WHAT YOU NEED TO DO: Look for the string "Default" in the listing. Copy each line that has it.
== Segment start ==
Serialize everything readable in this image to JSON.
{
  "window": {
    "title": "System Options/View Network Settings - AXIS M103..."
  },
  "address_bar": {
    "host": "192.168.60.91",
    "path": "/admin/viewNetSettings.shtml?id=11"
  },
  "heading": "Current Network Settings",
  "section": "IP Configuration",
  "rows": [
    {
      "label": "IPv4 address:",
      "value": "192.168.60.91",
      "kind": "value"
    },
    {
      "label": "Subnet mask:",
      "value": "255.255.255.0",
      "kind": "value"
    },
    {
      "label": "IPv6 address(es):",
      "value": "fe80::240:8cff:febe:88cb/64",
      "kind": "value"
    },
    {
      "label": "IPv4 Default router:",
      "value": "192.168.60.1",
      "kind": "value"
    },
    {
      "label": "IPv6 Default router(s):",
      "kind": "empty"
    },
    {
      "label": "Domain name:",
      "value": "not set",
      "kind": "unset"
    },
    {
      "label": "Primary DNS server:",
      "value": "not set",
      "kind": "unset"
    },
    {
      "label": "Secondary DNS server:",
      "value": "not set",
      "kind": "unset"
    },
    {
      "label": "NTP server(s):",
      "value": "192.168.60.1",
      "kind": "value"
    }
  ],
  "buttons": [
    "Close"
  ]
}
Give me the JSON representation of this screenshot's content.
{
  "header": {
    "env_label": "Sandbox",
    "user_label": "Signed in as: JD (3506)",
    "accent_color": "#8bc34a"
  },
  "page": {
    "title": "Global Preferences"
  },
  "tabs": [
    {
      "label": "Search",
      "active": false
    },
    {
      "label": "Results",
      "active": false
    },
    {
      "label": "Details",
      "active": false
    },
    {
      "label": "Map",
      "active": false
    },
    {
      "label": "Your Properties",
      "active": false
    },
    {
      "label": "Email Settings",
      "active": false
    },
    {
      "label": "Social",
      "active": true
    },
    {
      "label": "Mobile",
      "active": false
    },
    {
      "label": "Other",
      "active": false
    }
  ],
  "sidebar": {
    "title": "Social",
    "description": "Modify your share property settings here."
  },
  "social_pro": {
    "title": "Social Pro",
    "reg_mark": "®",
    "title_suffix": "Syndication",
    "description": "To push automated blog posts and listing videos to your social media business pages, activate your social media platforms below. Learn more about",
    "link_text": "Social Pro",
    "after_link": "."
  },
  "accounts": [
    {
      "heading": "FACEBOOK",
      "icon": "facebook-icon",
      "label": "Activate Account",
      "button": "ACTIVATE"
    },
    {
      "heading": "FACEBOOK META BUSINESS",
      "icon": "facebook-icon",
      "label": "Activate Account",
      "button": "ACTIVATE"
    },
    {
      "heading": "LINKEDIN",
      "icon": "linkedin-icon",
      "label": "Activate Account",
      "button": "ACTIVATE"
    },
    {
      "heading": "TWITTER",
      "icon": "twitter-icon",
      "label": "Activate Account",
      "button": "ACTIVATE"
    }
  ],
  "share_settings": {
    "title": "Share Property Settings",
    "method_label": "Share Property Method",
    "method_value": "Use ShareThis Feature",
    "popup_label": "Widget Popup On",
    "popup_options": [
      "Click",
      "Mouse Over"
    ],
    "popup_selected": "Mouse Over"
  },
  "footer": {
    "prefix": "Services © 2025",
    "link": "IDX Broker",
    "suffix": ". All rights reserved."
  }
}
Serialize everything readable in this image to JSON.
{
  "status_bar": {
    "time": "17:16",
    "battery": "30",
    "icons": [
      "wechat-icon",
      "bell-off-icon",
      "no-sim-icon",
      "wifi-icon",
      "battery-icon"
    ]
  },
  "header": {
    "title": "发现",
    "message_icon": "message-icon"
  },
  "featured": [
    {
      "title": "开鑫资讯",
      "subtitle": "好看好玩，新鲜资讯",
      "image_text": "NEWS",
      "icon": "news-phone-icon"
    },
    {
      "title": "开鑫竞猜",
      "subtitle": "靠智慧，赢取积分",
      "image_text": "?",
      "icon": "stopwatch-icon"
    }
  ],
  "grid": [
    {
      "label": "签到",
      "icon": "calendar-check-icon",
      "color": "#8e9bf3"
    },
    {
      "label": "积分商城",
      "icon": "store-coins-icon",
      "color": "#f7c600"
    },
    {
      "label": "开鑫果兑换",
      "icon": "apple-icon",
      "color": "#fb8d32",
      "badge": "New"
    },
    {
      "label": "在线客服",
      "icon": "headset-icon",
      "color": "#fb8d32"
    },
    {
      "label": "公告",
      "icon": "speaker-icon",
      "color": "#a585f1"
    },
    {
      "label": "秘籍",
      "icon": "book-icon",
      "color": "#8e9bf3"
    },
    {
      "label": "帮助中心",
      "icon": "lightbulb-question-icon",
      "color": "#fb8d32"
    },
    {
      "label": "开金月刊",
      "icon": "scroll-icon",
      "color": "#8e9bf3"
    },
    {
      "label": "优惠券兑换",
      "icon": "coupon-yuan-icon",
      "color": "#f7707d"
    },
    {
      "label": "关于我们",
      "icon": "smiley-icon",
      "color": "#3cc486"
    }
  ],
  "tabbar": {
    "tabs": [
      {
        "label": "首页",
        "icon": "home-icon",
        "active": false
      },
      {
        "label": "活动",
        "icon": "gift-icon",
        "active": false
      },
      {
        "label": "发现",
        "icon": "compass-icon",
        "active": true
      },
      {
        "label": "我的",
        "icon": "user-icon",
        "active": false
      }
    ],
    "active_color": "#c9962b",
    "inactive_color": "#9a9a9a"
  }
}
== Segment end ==
SOLUTION BELOW:
      "label": "IPv4 Default router:",
      "label": "IPv6 Default router(s):",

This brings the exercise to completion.